■ Your objective: Scan the records for the string "Join", then copy each line that has it.

■ The data:
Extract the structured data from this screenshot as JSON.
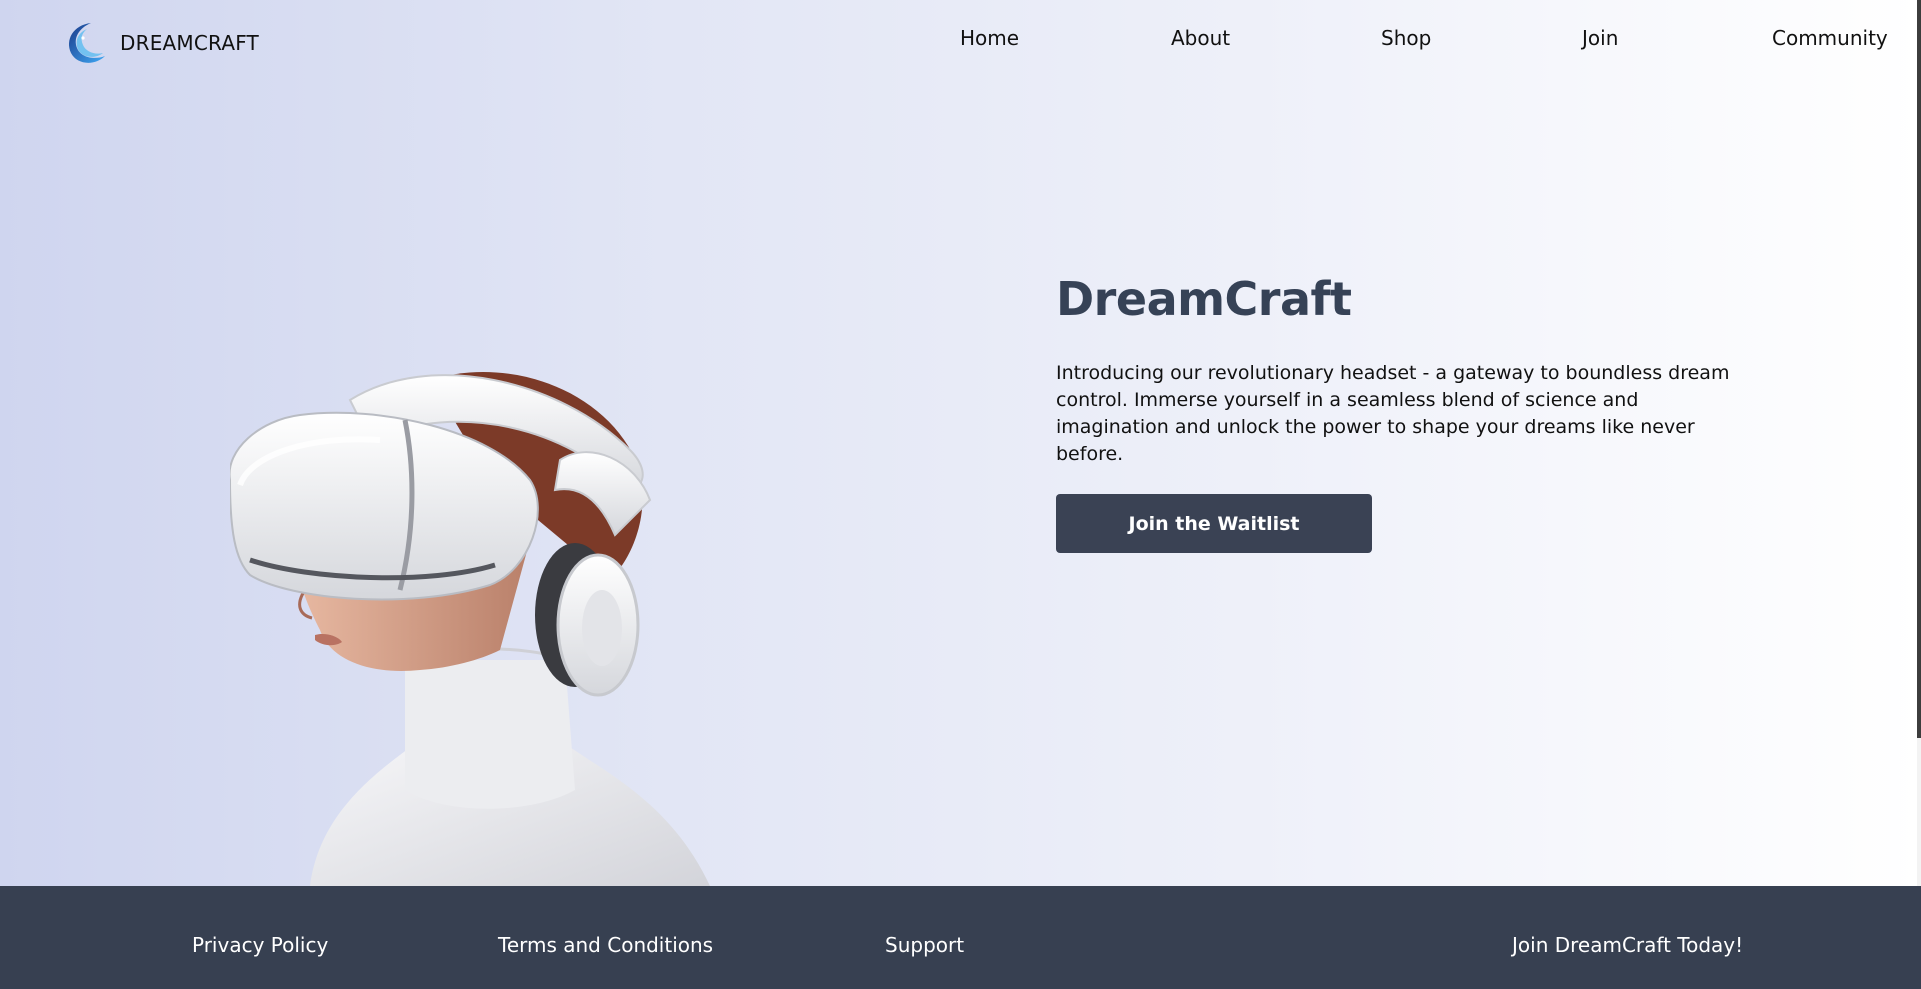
{
  "brand": {
    "name": "DREAMCRAFT",
    "logo_icon": "crescent-moon-logo-icon"
  },
  "nav": {
    "items": [
      {
        "label": "Home"
      },
      {
        "label": "About"
      },
      {
        "label": "Shop"
      },
      {
        "label": "Join"
      },
      {
        "label": "Community"
      }
    ]
  },
  "hero": {
    "title": "DreamCraft",
    "description": "Introducing our revolutionary headset - a gateway to boundless dream control. Immerse yourself in a seamless blend of science and imagination and unlock the power to shape your dreams like never before.",
    "cta_label": "Join the Waitlist",
    "image_subject": "woman-wearing-vr-headset"
  },
  "footer": {
    "links": [
      {
        "label": "Privacy Policy"
      },
      {
        "label": "Terms and Conditions"
      },
      {
        "label": "Support"
      },
      {
        "label": "Join DreamCraft Today!"
      }
    ]
  },
  "colors": {
    "accent_dark": "#364256",
    "button_bg": "#3a4254",
    "footer_bg": "#374051",
    "hero_gradient_start": "#cfd5ef",
    "hero_gradient_end": "#ffffff"
  }
}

■ Solution to this task:
        "label": "Join"
    "cta_label": "Join the Waitlist",
        "label": "Join DreamCraft Today!"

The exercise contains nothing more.